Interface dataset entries
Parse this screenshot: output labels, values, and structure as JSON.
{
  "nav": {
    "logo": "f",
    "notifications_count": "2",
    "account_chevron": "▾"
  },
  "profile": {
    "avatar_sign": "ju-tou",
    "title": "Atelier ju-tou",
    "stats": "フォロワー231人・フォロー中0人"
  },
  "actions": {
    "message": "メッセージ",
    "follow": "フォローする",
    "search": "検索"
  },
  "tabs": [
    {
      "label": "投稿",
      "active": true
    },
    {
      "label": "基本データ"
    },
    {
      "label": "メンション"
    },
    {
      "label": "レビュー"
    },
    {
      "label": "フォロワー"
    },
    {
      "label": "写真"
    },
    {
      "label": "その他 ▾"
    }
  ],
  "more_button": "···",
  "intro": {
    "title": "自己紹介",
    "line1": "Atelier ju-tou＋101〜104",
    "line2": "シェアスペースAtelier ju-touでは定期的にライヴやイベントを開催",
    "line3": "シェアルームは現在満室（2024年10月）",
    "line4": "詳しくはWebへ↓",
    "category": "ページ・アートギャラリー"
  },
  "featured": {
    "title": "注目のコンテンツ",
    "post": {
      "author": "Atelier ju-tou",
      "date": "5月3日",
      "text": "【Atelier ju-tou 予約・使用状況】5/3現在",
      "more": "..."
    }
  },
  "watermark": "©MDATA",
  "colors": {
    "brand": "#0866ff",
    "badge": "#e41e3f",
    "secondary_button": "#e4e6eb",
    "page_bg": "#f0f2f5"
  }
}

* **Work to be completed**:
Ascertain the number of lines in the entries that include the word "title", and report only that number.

* **Solution for this exercise**:
3